Exercise directions: Find the word "JSON" in the data. Return every line where it appears.

Provided information:
▼▼▼

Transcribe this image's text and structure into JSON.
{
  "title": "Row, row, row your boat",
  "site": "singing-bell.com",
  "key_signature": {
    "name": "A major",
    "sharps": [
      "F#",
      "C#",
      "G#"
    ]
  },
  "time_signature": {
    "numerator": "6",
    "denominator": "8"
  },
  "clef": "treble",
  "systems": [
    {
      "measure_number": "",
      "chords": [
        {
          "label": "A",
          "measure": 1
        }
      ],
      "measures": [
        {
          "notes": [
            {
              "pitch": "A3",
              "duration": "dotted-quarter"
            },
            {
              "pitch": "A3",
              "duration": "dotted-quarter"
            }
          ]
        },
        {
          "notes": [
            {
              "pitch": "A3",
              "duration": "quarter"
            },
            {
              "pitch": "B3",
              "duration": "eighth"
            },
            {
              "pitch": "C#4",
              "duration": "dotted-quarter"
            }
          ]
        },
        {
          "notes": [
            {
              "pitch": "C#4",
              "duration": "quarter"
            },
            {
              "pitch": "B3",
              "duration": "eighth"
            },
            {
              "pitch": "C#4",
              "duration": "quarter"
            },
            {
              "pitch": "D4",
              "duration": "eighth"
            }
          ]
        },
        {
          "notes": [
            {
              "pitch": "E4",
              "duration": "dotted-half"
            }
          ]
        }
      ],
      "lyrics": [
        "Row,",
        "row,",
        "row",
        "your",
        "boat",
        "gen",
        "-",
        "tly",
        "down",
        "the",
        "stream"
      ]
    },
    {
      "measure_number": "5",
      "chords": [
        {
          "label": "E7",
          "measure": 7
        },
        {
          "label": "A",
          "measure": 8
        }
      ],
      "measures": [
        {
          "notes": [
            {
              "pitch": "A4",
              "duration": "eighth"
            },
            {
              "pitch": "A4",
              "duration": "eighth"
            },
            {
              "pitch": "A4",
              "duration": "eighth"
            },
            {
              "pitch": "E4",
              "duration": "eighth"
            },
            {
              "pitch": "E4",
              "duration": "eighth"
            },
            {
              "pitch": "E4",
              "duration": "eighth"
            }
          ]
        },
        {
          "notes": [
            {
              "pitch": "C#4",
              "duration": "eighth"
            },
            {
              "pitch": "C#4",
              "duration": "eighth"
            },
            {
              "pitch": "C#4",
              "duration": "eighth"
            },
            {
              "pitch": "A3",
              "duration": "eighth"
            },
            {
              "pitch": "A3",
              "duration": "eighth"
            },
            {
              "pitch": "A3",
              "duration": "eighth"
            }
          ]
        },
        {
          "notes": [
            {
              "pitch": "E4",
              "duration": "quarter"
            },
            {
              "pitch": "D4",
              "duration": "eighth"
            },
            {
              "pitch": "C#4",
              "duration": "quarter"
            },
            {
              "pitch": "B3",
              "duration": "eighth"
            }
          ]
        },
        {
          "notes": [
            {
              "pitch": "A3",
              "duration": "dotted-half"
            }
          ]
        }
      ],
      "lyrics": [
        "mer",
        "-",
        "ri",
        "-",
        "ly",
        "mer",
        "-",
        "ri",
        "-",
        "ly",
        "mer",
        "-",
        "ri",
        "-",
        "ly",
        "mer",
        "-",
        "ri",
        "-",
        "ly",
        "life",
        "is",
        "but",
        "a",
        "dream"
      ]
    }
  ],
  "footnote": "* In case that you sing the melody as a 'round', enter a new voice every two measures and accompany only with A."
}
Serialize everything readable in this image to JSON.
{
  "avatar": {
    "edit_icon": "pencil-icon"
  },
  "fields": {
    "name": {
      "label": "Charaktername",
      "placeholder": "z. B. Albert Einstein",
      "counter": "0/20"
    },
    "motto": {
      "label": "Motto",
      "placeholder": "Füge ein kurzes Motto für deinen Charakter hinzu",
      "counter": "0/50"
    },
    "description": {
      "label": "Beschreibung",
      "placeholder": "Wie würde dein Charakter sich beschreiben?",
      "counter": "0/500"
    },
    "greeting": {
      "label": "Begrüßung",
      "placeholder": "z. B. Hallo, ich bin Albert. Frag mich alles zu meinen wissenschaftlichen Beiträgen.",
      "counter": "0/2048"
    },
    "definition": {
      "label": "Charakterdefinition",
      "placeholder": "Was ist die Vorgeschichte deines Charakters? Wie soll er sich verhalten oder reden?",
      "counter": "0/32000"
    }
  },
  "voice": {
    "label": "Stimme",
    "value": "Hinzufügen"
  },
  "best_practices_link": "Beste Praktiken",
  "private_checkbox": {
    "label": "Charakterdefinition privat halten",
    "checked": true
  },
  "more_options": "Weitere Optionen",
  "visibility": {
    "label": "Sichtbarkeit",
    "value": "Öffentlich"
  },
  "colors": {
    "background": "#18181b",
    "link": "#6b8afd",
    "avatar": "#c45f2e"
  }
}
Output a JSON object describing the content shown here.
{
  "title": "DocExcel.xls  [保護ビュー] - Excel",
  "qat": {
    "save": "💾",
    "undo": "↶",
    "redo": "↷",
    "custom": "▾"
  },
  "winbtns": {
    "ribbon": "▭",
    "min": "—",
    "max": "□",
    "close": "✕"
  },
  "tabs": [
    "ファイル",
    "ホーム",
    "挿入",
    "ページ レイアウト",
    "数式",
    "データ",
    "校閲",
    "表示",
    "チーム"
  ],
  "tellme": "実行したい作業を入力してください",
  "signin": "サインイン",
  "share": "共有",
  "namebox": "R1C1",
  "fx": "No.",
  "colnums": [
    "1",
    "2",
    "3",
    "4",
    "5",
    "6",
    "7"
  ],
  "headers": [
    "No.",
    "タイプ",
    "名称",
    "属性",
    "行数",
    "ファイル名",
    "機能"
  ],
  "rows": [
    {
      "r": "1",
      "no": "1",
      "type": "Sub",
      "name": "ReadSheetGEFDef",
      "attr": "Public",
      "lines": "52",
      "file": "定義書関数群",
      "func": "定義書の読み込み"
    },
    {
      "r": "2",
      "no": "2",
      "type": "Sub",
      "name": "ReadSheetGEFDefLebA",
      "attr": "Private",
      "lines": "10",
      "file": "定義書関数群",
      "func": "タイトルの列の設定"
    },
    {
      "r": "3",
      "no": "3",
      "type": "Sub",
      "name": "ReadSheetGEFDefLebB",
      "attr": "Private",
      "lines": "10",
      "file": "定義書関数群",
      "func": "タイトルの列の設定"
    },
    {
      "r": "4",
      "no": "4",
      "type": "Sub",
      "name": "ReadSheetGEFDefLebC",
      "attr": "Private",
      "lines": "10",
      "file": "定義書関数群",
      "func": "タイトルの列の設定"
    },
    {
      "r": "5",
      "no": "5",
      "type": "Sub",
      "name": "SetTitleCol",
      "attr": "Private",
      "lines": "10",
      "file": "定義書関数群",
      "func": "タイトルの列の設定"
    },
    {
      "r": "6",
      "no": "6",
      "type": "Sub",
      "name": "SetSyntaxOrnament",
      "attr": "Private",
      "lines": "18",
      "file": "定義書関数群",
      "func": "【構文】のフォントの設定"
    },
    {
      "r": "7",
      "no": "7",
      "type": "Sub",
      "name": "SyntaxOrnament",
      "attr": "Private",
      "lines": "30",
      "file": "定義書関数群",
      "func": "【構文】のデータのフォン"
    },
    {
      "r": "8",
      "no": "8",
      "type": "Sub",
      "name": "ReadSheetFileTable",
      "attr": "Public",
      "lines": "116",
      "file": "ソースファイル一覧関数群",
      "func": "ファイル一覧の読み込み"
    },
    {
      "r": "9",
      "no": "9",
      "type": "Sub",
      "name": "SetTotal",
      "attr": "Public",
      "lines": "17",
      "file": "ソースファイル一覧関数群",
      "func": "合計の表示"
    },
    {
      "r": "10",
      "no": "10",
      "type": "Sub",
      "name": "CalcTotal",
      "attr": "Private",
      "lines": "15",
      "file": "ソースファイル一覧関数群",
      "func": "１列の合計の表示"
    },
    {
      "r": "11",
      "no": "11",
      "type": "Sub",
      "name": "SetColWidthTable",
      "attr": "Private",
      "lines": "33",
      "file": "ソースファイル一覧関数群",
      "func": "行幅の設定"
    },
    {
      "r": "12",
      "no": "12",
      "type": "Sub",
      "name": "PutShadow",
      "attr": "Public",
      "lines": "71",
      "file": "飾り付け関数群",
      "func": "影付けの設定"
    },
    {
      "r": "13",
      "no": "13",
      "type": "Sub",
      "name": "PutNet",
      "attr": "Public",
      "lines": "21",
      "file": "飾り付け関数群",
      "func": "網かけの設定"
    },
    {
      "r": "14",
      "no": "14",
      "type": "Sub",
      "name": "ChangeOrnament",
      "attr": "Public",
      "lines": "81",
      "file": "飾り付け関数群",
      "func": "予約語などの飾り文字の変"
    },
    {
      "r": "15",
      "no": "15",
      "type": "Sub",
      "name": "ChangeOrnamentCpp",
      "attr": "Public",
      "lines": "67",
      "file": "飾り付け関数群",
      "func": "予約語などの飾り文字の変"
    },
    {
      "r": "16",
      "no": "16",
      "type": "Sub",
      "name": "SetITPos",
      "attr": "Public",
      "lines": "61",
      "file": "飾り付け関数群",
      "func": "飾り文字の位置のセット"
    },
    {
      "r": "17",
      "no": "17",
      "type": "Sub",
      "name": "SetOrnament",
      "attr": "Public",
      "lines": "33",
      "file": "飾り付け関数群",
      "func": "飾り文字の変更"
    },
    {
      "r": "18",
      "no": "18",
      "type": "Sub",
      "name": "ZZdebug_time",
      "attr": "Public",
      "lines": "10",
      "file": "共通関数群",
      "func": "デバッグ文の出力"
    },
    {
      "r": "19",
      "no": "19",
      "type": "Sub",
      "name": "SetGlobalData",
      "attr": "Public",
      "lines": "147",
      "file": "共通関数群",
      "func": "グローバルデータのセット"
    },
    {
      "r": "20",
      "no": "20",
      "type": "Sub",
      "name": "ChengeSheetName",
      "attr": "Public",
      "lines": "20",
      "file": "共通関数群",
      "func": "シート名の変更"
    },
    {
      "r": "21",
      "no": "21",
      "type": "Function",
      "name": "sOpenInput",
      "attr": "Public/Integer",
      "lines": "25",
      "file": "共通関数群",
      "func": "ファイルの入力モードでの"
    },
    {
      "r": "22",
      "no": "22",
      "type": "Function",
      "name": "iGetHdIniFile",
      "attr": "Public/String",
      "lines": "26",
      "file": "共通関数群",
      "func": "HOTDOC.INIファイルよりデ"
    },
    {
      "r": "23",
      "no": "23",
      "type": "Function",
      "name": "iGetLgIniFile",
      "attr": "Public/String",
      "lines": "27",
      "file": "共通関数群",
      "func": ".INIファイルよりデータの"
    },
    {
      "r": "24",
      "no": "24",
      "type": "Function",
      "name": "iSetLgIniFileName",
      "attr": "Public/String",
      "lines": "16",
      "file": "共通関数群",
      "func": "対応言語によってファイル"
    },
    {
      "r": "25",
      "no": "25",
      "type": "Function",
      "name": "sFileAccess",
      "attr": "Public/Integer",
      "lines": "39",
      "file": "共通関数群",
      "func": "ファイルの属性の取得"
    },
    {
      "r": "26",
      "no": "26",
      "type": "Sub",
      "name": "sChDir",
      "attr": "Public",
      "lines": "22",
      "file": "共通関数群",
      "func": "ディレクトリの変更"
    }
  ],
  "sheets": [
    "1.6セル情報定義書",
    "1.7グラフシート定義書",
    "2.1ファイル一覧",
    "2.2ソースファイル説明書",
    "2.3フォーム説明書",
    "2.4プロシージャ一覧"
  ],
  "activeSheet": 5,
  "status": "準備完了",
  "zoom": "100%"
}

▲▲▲

Answer below:
Transcribe this image's text and structure into JSON.
Serialize everything readable in this image to JSON.
Output a JSON object describing the content shown here.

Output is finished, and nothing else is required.